But I say unto you, Love your enemies, bless them that curse you, do good to them that hate you, and pray for them which despitefully use you, and persecute you; Matthew 5:44, KJV
Love your rival. It’s a biblical concept. Many opponents are arch enemies, fierce foes, and robust rivals. But if you study sports history close enough, you will find the fiercest of foes and the roughest of rivals eventually become the best of friends. Just ask Larry Bird and Earvin “Magic” Johnson. The respect that rivals have for each other is actually “love.” Fierce rivals at the highest level may not like each other, but they certainly recognize and respect each other; they acknowledge and admire the ability of a worthy opponent.
Bird is better for dueling with Magic; Duke is better for running with North Carolina; Auburn is better for arching Alabama; the Yankees are better for wrestling with the Red Sox, and the list goes on and on. And we are better for wrestling with principalities, and powers and the rulers of the darkness of this world, and for battling with spiritual wickedness in high places.
So love your rival. Sports can teach us how to love our enemies. In fact, some of sports greatest rivalries teach us that we NEED our rivals. Without them, our testimony would not be tried and tested, our faith would be false and phony and our piety would lack substantiation and corroboration. In short, we cannot do without our enemies.
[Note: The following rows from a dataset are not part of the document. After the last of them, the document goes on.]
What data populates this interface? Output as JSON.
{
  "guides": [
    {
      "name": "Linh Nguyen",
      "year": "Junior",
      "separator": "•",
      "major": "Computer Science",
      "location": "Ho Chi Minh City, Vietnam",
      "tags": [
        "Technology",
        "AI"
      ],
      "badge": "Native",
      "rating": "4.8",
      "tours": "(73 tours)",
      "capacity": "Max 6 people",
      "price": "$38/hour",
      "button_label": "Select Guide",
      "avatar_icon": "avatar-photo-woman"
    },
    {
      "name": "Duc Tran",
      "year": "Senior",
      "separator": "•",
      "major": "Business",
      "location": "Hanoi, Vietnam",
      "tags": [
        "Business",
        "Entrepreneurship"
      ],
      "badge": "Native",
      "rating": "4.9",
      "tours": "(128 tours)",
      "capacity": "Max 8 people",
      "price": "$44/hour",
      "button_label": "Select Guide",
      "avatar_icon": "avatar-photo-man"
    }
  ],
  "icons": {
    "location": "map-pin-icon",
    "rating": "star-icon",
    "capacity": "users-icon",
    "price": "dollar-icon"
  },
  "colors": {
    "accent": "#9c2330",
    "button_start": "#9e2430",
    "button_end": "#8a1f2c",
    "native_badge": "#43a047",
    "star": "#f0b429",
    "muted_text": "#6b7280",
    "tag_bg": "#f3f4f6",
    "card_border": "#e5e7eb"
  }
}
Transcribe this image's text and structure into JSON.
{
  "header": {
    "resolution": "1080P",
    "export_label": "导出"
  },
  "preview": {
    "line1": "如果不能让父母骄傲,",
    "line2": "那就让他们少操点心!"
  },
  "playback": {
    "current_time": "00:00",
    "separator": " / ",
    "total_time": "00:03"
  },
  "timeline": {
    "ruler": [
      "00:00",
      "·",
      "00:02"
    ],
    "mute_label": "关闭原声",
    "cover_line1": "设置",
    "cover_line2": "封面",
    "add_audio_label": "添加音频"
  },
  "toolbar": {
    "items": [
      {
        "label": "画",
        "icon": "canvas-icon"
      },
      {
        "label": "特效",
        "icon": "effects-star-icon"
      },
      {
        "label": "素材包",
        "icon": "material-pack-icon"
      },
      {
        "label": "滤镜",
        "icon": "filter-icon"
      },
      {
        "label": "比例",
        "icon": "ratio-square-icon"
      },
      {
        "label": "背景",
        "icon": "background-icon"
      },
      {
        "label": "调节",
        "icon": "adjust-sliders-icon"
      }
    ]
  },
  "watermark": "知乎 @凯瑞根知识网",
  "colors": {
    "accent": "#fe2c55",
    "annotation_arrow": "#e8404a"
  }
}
Come to realize that you must love your rival. Come to realize that we are emboldened and empowered, enthused and energized, elevated and educated by our rivals, and by the rubbing and the ribbing and the roughing up we get from our interaction with them. And we need to thank them for it. We are both emptied and enlarged by our rivals. So, don’t look at your rivals as stumbling blocks, look at them as stepping-stones; stepping-stones to increased spiritual agility and advanced sacred ability.
“Love Thy Rival” is actually a book by an author I hope to meet one day. “In his first book, the best-selling ‘God & Football: Faith and Fanaticism in the SEC,’ humorist Chad Gibbs explored his own struggles to balance faith in God with passion for pigskin. In his second book, ‘Love Thy Rival,’ Gibbs is back asking how Christian fans can love their enemies, when we can’t even love rival fans.
From the cross-country culture war of Lakers vs Celtics, to the cross-state hate-fest of Alabama vs. Auburn, Gibbs spent one year attending the most intense rivalry games in sports (Yankees vs. Red Sox, Duke vs. Carolina, and many more), observing the darker side of fan culture, and pondering the problems rivalry games present to the Christian fan.”1